Those who have followed my posts, both via the blog and Twitter-sphere will now that 2017 saw many struggles on the work front.
Egotistical managers who advised me to “grow a pair a balls” on numerous occasions.
Other senior members swearing at me in front of film crews while out on events.
Yes, both were very aware of my medical history.
I’ve been at my agency for over five years, in fact, it would have been six come April but as of 19th December 2018, I handed in my notice.
To say I was happy would be a lie. A relief? Possibly.
It’s definitely been harder to leave because of the amount of time I’ve been there and then there’s the bastard called depression.
I convinced myself that no new agency would take me on or that I wouldn’t cope with the interview process.
I can’t begin to tell you how many interviews I cancelled out of fear of failing or having a panic attack mid presentation.
I have no idea if this job is the right one or if I’ll love the work as much as my current but what I do know is that, I was calm when meeting them.
A calm I haven’t felt for a while.
So relaxed we chatted for an hour and a half which, I thought was pretty good for a first interview.
I start the new job on 29th January and I am excited. Nervous but excited for the new challenge, working with new people (& hopefully, patient management).
I have taken the “new year, new me” quite literally.
Reading through my Twitter timeline, I’ve spotted several accounts who are, unfortunately, struggling with management within their team.
I tell myself that there will always be one.
There’ll always be the one person you struggle to get on with, work with, talk to.
That doesn’t make it okay. It’s one of those harsh facts of life that we can’t get on with everyone we meet.
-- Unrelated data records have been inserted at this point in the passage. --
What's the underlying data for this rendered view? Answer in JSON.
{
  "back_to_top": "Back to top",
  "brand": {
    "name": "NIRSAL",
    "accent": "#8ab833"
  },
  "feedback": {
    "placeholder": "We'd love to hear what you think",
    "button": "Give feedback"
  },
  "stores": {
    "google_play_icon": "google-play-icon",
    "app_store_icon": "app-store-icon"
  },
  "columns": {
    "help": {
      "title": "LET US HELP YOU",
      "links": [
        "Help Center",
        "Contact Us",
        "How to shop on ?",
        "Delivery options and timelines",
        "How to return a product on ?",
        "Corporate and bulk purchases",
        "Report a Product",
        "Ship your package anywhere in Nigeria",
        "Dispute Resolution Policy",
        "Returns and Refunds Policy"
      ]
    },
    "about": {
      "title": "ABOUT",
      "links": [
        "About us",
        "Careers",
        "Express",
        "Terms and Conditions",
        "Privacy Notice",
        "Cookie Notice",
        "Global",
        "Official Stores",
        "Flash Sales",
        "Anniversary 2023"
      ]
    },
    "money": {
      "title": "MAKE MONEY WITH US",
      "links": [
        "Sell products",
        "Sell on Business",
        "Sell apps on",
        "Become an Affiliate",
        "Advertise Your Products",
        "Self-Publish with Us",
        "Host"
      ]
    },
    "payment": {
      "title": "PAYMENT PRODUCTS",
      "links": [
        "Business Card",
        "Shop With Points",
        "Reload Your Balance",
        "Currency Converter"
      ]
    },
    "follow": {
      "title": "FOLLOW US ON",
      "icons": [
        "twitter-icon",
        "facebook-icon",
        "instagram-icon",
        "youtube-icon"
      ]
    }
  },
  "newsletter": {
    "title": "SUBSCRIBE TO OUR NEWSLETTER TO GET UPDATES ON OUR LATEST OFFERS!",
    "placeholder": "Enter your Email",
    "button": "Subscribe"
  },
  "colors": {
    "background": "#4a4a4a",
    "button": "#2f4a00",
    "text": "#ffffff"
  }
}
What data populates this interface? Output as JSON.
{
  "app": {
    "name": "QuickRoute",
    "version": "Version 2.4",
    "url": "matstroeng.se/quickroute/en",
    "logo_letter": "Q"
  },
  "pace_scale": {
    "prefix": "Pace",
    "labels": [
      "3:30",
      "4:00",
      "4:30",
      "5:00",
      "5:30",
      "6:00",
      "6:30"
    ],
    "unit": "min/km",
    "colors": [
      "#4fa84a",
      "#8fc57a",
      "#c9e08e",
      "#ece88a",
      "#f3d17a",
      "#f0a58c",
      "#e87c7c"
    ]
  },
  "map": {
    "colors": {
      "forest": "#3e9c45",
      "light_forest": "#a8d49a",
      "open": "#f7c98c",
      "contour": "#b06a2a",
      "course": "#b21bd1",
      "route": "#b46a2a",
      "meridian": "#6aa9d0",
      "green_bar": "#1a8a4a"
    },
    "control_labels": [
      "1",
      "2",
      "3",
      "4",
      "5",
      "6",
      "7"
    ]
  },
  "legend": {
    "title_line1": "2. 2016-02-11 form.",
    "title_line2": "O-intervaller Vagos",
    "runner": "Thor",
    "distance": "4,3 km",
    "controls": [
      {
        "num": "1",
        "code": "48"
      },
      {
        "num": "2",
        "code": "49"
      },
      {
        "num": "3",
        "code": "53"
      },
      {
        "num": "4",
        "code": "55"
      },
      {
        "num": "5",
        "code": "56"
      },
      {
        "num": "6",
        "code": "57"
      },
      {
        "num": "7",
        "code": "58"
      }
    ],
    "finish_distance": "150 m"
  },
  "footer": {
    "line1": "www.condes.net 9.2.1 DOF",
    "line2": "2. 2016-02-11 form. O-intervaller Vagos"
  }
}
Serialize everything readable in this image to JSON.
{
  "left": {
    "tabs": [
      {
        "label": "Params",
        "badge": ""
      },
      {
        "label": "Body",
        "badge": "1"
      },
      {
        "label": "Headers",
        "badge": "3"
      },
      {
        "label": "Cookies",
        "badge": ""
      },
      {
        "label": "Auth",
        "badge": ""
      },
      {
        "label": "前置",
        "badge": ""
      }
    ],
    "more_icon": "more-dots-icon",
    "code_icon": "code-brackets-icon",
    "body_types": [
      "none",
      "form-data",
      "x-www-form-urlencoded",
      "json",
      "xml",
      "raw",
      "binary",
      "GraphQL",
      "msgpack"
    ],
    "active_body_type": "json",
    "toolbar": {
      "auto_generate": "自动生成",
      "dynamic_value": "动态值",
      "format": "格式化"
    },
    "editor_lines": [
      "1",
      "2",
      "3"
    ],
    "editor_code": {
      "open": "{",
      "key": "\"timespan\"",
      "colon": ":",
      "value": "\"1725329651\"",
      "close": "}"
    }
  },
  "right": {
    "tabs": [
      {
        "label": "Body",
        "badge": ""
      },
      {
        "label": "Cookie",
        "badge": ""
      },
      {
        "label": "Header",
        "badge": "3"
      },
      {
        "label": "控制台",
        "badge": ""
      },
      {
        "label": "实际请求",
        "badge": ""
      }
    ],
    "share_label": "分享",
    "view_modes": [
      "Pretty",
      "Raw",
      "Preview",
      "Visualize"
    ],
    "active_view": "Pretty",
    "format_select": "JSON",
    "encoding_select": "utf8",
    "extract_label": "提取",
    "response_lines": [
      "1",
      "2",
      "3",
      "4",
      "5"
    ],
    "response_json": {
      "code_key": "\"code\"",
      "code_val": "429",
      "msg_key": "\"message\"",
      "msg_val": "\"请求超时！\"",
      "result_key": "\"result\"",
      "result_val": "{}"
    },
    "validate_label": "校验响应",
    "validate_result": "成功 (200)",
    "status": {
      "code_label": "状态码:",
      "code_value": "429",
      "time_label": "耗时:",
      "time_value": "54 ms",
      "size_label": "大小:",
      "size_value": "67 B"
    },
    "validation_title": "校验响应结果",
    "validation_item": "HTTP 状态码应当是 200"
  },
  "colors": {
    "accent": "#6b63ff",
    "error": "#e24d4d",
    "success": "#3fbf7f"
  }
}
But, I would definitely advise people to keep their options open. We are never tied down to a role.
We must give ourselves a work/life balance.
To live to work and not the other way round.
I’ll come back to you in a month when I’ve started the new role but for now, knowing I’m leaving is like a weight off my shoulders and for that, I’m thankful.